Obstruction of Justice
by Luke Rosiak

Investigative reporter Luke Rosiak is being hailed as “one of the smartest, most diligent reporters in Washington” (TUCKER CARLSON) and “a bulldog” (DANA LOESCH) for uncovering “what is possibly the largest scandal and coverup in the history of the United States House of Representatives” (NEWT GINGRICH).

It’s like something out of a spy novel: In the heat of the 2016 election, an unvetted Pakistani national with a proclivity for blackmail gained access to the computer files of one in five Democrats in the House of Representatives. He and his family lifted data off the House network, stole the identity of an intelligence specialist, and sent congressional electronic equipment to foreign officials. And that was only the beginning.

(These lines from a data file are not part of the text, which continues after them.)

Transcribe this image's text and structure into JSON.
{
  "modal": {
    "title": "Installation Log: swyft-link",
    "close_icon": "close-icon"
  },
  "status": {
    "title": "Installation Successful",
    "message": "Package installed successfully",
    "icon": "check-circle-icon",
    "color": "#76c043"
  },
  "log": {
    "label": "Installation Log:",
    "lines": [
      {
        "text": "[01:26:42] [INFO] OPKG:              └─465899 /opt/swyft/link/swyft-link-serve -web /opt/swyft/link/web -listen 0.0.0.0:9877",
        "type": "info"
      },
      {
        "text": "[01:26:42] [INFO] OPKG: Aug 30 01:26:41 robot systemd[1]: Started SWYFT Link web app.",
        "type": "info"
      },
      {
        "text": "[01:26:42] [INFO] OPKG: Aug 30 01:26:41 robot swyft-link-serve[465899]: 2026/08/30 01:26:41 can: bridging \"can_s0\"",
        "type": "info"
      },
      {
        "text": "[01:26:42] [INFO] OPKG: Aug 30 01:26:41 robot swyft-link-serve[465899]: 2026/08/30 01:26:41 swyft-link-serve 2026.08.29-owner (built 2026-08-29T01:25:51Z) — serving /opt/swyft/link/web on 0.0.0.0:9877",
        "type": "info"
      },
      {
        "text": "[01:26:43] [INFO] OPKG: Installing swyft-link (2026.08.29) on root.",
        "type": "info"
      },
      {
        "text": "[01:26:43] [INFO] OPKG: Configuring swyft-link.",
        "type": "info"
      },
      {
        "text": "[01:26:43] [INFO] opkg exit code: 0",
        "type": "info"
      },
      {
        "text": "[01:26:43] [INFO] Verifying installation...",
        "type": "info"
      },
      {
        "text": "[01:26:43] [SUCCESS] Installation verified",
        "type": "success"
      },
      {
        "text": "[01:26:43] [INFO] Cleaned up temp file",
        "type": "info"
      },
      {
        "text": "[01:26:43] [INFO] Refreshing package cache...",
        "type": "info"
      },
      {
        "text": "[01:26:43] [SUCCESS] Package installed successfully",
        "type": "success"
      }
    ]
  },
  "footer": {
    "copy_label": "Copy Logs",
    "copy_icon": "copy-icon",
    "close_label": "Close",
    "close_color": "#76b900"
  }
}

Rather than protect national security, Congress and the Justice Department schemed to cover up a politically inconvenient hack and an underlying fraud on Capitol Hill involving dozens of Democrats’ offices. Evidence disappeared, witnesses were threatened, and the supposed watchdogs in the media turned a blind eye.

Combining tenacious investigative reporting and high-tech investigative techniques, Luke Rosiak began ferreting out the truth, and found himself face to face with the “Deep State,” observing how Nancy Pelosi’s Democrats manipulated the Department of Justice, the media, and even Republican leadership to sabotage the investigation into what Newt Gingrich calls possibly the biggest congressional scandal in history.


Transitional Justice
by Ruti G. Teitel

At the century’s end, societies all over the world are throwing off the yoke of authoritarian rule and beginning to build democracies. At any such time of radical change, the question arises: should a society punish its ancien regime or let bygones be bygones? Transitional Justice takes this question to a new level with an interdisciplinary approach that challenges the very terms of the contemporary debate. Ruti Teitel explores the recurring dilemma of how regimes should respond to evil rule, arguing against the prevailing view favoring punishment, yet contending that the law nevertheless plays a profound role in periods of radical change. Pursuing a comparative and historical approach, she presents a compelling analysis of constitutional, legislative, and administrative responses to injustice following political upheaval. She proposes a new normative conception of justice–one that is highly politicized–offering glimmerings of the rule of law that, in her view, have become symbols of liberal transition. Its challenge to the prevailing assumptions about transitional periods makes this timely and provocative book essential reading for policymakers and scholars of revolution and new democracies.

What is Justice?
by Hans Kelsen

Originally published: Berkeley: University of California Press, 1957. [vi], 397 pp. Through the lens of science, Hans Kelsen proposes a dynamic theory of natural law, examines Platonic and Aristotelian doctrines of justice and the idea of justice as found in the holy scriptures. “You simply cannot get around this book if you want a real understanding of the fundamental ideas on which the great work of Kelsen is built. Reading this volume you may once more admire the transparent clarity of style and the merciless consistency of reasoning which are well known qualities of this author.” — Alf Ross, 45 California Law Review 564 1957. Possibly the most influential jurisprudent of the twentieth century, Hans Kelsen [1881-1973] was legal adviser to Austria’s last emperor and its first republican government, the founder and permanent advisor of the Supreme Constitutional Court of Austria, and the author of Austria’s Constitution, which was enacted in 1920, abolished during the Anschluss, and restored in 1945. He was the author of more than forty books on law and legal philosophy. Active as a teacher in Europe and the United States, he was Dean of the Law Faculty of the University of Vienna and taught at the universities of Cologne and Prague, the Institute of International Studies in Geneva, Harvard, Wellesley, the University of California at Berkeley, and the Naval War College.